The common advice is follow your passions, which is kind of a generic thing, and I can’t think of any one person who told me that, but thinking through what I wanted to do with my life once I finished college, that idea kept coming up. Different people were saying it, “Follow what is in your heart.” So, instead of just following what you think other people think you should do, follow what’s in your heart. I think everybody has something that’s deep in their heart that they really want to pursue, and it’s very easy to be displaced from that path by so many other competing factors. Your family is telling you to do something. Your friends are telling you to do something. Society is telling you something else. And I think, in the end, if you just follow what you feel, and it is a feeling, follow what’s deep in your heart and pursue that. Sometimes you don’t know where it’s leading, but just follow it and the path will become clear to you. Follow what is inside your heart. I think every single person who will end up not following it, got thrown off the path for one reason or another. There are a lot of practical reasons. I had many. I had the luxury of an understanding family, a good upbringing, financial security, all these things; there were so many things that were going in my favor. I really consider it a luxury, another gift and grace from God that allowed me to follow this path.
You inspire so many people around the world. Who has inspired you?
Saint Francis of Assisi has been my personal, favorite saint for many years, as he is for half the world, Christians and non-Christians alike.
Growing up when I did, in the 70s, 80s, and 90s, Mother Teresa of Calcutta was a huge inspiration to my entire generation.
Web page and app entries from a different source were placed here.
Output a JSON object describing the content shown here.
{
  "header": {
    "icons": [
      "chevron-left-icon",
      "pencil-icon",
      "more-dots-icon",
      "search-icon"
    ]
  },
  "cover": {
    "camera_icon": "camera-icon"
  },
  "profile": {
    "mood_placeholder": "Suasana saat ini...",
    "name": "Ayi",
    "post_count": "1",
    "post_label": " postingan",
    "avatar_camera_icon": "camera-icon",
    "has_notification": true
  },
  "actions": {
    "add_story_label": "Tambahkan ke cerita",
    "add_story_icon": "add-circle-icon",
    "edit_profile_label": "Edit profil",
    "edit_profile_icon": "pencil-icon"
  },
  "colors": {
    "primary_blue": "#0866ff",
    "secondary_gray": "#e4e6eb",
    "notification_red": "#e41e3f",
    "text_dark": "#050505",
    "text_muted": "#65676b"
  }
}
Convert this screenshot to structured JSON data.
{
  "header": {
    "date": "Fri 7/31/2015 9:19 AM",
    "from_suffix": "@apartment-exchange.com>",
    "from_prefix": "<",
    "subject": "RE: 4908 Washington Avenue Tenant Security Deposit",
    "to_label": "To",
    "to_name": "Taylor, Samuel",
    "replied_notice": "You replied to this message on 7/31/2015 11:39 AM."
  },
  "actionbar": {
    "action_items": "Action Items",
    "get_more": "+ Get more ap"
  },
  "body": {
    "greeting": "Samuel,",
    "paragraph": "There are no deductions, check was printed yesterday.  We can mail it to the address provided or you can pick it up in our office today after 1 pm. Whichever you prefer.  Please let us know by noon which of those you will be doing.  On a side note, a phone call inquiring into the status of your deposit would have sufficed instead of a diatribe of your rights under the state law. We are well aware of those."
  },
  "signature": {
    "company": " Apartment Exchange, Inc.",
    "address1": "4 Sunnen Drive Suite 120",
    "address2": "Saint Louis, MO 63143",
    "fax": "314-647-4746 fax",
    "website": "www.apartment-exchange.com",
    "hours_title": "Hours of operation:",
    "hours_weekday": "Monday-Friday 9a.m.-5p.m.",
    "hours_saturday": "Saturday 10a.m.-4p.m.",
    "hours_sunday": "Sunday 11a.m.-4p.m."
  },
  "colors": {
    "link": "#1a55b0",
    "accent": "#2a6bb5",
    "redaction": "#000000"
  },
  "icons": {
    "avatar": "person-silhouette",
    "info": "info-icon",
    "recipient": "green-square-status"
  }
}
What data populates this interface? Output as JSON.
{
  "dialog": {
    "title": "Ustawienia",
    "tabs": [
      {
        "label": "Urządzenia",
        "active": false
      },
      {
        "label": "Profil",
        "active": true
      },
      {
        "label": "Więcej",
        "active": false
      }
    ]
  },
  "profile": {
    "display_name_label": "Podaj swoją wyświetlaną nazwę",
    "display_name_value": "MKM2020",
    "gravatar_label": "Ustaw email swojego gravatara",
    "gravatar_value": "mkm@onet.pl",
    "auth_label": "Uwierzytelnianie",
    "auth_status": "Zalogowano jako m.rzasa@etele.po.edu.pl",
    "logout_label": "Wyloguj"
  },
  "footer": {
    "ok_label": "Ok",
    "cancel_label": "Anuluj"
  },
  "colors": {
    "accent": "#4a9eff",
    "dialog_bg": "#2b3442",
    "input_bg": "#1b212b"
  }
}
When we were growing up, we always had this idea that saints were people who lived 500 years ago, they were out of touch, and that they were people who were above everybody else. But here was somebody, a sort of very quiet, humble person, who was living in our day and age. She was doing very simple things, but at the same time, very incredible things, and she was a tremendous inspiration for me, as she was for so many other people. I think it was so important to have somebody, a contemporary person, a Catholic person, in modern day, who was living the Gospel life that we could relate to very well.